The period following the war was a time of change and growth. The church bought its first mimeograph machine and began using weekly bulletins. The Sunday and Wednesday evening prayer services were discontinued because of changing attendance patterns. The Session was expanded and a Board of Deacons was reinstated. More significantly, the church was bursting at the seams.

After years of study and debate, the church voted in 1955 to move to the north end of town. With a gift of land from a church member and the purchase of an adjoining lot, the church had nearly four acres on which to build. Under the leadership of Rev. William A. Guenther, who served the church from 1956 to 1966, the church raised the money to build the new church. On September 23, 1962, the cornerstone was laid, and on June 2, 1963, the new church was dedicated. The old church building downtown was sold to the YMCA, but the organ, pews and woodwork from the old building were given new life in the new church on Franklin and Evans streets.

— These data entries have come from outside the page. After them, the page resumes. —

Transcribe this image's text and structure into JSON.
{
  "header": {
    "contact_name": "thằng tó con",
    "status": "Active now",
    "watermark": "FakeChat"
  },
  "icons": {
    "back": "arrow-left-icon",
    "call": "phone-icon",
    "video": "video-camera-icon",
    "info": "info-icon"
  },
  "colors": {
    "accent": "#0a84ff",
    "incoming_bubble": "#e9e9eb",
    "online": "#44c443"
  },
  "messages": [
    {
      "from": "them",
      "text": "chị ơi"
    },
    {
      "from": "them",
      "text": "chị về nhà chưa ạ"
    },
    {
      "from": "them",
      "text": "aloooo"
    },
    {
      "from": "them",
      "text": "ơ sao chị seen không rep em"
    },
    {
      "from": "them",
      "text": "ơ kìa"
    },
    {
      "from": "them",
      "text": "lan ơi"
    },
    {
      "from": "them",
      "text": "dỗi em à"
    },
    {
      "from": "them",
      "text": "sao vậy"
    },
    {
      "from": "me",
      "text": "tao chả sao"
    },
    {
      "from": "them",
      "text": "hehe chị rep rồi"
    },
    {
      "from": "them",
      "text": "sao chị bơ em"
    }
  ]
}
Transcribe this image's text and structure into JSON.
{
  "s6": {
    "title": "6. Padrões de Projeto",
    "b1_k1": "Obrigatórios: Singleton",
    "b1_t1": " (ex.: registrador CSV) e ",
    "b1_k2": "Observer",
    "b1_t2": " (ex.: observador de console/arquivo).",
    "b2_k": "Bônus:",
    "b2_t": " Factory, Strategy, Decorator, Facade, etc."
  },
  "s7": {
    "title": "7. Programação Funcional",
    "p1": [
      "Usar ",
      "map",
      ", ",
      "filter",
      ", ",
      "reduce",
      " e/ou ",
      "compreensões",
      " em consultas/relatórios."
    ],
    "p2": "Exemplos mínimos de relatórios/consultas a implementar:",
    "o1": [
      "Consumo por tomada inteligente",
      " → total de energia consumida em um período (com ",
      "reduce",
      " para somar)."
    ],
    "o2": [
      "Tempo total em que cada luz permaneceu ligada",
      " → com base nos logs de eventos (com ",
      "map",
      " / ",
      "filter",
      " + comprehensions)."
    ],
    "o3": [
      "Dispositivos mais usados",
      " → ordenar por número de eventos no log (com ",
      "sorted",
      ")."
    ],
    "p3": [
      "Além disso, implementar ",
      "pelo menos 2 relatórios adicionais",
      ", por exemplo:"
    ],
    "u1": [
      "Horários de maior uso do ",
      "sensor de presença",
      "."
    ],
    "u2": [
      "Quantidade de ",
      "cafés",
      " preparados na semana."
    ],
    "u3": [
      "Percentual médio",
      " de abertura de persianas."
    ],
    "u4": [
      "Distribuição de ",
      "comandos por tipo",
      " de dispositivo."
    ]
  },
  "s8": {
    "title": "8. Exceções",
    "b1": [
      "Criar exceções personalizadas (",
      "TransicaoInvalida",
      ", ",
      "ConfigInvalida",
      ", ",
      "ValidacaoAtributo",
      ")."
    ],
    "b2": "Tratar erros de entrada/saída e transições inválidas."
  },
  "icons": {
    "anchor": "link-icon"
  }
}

During the 1960s and 1970s, the church worked hard to pay off the mortgage on the new church. Special designated gifts made possible the beautiful stained glass windows in the sanctuary which were gradually added to the sanctuary after the congregation had moved into the new church and formally dedicated on September 27, 1970. In 1973, during the 125th anniversary, the church burned its mortgage.

Rev. Richard B. Martin served the church from 1966 to 1978. Reflecting the changing times, serving on Rev. Martin’s installation commission were the first black Moderator of the Presbytery, Rev. Shelton B. Waters, and the first female clerk of Session at the church, Mrs. Marian Jenkins. Earlier, in 1957, the Session went on record to make clear that membership at First Presbyterian was open to all races. In 1960, the congregation elected its first two women elders.

First Presbyterian sought new ways to reach out to the community in the midst of the changing times. On September 19, 1966, the church opened its doors to seventeen three and four year-old children in its brand new weekday nursery school. The "HENS" preschool continues to be an important part of the church’s ministry. In 1971, First Presbyterian was one of the Pottstown churches instrumental in forming Pottstown Interfaith Emergency Services. This organization would later evolve into the "Cluster Outreach Center" and would be an organization where local congregations could work together to meet the emergency needs of Pottstown residents. In 1982, church volunteers began to serve a free dinner once a month to Pottstown’s poor through the Cluster’s "Community Meal" ministry.

After Rev. Martin departed in 1979, the church was ably served by Rev. Carl Rosenblum (1980-83) and Rev. Dana F. Lindsley (1984-1992). The late 1970s and early 1980s were not the easiest of times because of a deteriorating local economy, but the church remained strong. Then, in the 1990s, the church began slowly to grow again. In 1992, the church dedicated a new educational wing, which had been discussed but deferred since the early 1970s.

In 1994, the church called Carter and Kerry Pidcock-Lester as its co-pastors. In 1998, the church joyfully celebrated its 150th anniversary, thankful for the communion of saints who have gone before and excited about the opportunities for ministry that lie ahead. In recent years, the church has begun hosting Community Meals once a week, helped to start a "Habitat for Humanity" chapter, begun a tutoring and mentoring program in two local schools, started sending teams of youth and adults on summer workcamps, expanded the number of adult classes and Bible studies, and watched the Sunday school classes grow in numbers and enthusiasm. As has been true throughout First Presbyterian’s history, music is an important part of the church’s ministry.

Something old, something new - we tell the story of where we have been so that we might better understand where we are going. Recalling this journey of faith reminds us that this church is God’s church, and that the God who has sustained us in the past can be trusted to lead us into the yet unknown future.